Coinhako, a Singapore-based bitcoin wallet service provider and exchange platform, plans to raise a round of funding as the startup eyes further expansion in the Southeast Asian region. The move follows the company’s launch in Malaysia in June, where it has already noticed “expeditious growth,” according to Gerry Eng, CTO of Coinhako.
With the launch of its new mobile app earlier this month and an upgraded website, Coinhako aims at expanding to up to five countries in Southeast Asia by 2018, co-founder Yusho Liu told CoinJournal. “We are still in the midst of evaluating and discussing with out local partners for market entries,” Liu said, adding that Indonesia was among the company’s top priorities.
Furthermore, the company is working towards integrating other digital currencies, including Ethereum which it plans to have ready by Q1 2017.
The platform has transacted more than S$100 million (US$72 million) worth of bitcoins so far with “a healthy volume in the millions of dollars each month,” Liu said.
Interest for bitcoin and blockchain technology in Malaysia has significantly increased this year as industry players are eyeing the country’s US$1.5 billion per annum inward remittance market.
In June, Dragonfly Fintech, a blockchain platform provider based in Singapore, signed a deal with Metro Money Exchange to implement a new platform for remittances. It seeks to provide a solution that would allow for meaningful reduction in transaction cost, faster transactions, complete audit trail and reconciliation of balances.

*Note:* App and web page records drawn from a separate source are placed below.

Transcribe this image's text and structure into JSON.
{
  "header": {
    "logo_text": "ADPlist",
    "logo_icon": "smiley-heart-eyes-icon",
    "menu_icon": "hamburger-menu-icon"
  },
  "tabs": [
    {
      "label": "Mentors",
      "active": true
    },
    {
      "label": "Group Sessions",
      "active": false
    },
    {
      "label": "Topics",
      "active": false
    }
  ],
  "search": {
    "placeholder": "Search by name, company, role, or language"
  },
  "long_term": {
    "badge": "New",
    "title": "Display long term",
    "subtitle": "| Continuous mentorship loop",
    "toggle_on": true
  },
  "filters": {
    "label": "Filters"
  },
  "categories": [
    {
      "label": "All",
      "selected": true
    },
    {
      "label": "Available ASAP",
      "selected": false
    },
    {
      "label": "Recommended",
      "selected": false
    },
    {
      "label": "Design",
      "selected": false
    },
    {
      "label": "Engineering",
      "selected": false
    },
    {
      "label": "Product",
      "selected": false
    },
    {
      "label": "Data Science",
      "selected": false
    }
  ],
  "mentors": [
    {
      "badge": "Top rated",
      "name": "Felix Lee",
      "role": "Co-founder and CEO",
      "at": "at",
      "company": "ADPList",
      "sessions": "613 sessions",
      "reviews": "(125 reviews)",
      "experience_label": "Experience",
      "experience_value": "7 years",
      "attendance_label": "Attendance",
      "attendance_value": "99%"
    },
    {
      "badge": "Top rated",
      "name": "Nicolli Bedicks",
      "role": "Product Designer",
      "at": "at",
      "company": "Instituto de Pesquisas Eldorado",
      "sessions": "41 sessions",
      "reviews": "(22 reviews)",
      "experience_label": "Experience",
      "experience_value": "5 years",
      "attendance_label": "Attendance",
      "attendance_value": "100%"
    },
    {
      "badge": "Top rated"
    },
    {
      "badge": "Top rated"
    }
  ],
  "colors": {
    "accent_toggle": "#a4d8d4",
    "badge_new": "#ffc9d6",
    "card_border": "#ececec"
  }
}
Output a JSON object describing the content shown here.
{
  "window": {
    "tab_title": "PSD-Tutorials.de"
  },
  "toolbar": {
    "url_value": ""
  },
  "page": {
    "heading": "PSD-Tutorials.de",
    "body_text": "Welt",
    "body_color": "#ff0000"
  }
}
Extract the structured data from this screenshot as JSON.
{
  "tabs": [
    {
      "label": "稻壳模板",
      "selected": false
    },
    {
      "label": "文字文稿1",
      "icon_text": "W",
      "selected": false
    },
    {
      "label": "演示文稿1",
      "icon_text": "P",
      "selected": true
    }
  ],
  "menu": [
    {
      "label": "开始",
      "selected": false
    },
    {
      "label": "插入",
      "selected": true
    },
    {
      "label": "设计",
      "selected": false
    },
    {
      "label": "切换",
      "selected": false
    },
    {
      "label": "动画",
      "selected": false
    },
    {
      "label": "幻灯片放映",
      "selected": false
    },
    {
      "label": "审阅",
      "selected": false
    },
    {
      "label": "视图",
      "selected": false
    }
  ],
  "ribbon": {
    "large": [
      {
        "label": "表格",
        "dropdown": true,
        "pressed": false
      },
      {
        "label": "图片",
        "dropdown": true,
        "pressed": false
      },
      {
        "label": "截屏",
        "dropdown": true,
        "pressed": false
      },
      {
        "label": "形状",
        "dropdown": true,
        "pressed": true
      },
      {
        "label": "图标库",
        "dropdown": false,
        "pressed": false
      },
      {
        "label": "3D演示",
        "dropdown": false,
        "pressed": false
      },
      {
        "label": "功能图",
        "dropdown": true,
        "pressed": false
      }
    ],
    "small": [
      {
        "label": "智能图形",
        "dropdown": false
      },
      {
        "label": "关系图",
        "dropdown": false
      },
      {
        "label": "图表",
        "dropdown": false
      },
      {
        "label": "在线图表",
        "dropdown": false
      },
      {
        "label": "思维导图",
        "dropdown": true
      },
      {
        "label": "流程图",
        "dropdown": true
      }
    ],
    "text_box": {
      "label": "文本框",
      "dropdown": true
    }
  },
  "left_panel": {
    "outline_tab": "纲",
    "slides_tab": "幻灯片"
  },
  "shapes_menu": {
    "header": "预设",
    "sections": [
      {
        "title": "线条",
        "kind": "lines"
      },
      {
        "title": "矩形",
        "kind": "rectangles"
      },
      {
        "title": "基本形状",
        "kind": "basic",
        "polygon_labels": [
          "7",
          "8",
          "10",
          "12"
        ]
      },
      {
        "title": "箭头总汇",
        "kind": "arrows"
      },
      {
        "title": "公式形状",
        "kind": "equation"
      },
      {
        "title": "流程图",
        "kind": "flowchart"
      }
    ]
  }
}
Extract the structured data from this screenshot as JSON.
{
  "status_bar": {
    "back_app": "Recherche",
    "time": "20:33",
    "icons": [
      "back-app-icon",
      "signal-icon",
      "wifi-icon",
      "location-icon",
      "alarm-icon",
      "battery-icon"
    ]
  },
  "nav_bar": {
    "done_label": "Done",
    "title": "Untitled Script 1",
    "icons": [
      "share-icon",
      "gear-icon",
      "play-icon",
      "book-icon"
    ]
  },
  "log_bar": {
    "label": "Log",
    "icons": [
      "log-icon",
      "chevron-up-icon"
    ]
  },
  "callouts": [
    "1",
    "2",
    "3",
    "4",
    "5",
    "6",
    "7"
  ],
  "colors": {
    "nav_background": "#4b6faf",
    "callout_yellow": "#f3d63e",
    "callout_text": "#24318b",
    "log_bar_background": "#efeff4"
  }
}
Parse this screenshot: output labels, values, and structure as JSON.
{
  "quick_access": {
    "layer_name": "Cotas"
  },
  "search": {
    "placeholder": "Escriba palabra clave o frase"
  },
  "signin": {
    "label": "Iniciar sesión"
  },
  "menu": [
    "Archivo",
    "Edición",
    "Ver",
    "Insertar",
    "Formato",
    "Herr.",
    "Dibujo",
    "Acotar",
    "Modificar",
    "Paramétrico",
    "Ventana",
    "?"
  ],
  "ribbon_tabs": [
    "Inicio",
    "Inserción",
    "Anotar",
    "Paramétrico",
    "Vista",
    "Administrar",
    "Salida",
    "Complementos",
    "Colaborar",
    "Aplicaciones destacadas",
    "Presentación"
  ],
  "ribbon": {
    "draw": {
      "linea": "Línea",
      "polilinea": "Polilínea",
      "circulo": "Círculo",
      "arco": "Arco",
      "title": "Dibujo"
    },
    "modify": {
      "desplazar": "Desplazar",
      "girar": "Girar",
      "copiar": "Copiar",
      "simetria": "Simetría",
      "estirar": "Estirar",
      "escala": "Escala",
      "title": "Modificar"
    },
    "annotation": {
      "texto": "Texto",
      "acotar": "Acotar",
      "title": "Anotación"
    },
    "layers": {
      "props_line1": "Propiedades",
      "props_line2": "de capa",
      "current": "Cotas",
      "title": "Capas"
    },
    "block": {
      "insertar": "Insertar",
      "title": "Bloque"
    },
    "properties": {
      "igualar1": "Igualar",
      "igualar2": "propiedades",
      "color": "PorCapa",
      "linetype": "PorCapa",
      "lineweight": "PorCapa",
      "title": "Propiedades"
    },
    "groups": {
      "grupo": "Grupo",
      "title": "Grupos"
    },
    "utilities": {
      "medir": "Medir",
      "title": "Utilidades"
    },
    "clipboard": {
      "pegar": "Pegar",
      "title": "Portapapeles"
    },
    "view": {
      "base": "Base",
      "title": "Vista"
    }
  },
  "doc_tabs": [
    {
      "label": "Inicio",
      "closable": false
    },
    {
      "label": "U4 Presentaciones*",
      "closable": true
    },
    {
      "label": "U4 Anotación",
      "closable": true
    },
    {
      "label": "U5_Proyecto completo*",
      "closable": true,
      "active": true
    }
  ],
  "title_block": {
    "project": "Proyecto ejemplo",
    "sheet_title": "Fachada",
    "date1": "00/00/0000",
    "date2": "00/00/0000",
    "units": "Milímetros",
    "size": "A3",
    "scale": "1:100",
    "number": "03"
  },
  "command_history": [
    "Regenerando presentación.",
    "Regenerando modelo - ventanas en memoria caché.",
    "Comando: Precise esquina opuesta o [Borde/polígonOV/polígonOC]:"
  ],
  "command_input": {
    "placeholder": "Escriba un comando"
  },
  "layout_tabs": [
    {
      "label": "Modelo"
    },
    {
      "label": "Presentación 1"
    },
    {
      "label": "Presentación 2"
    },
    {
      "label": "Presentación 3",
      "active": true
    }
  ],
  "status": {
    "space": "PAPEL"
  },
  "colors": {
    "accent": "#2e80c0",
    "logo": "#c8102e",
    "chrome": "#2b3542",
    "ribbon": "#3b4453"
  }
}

The news was followed a few months later by another partnership this time between Hong Kong-based bitcoin remittance platform Bitspark and Vitaxel, a Malaysian e-commerce and entertainment firm. The collaboration aimed at enabling Bitspark to rollout its remittance services in Malaysia.
“Bank Negara Malaysia [the country’s central bank] is evolving the regulatory framework to foster fintech innovation in Malaysia, Eng said. “Now is the best time to provide more options to the flourishing Malaysian community.”
In Southeast Asia, Singapore has been undoubtedly a front-runner in blockchain technology, one of the biggest trends in fintech along with mobile payments, biometrics, big data, cloud computing and learning machines, according to the Monetary Authority of Singapore (MAS), the country’s central bank and financial regulators.
In August, Hitachi and the Bank of Tokyo-Mitsubishi UFJ announced the start of a proof-of-concept testing for utilizing blockchain technology for check digitalization in Singapore.
The new system aimed at using a blockchain infrastructure to issue, transfer and collect electronic checks. It promises to automate the workloads of intermediaries for checks in financial institutions, to avoid tampering and to speed up settling checks.
Earlier this year, MAS proposed a new regulatory framework for payments providers, a move that would require digital currency exchanges to obtain a license from the authority.
“The scope of currency conversion activities is intended to encompass the business of exchanging of currencies at a rate of exchange,” MAS said. ”
“In addition, it is likely that under the [Proposed Payments Framework], virtual currency intermediaries which buy, sell, or facilitate the exchange of virtual currencies, such as bitcoin, will also be considered to undertake [money transmissions and conversion services].”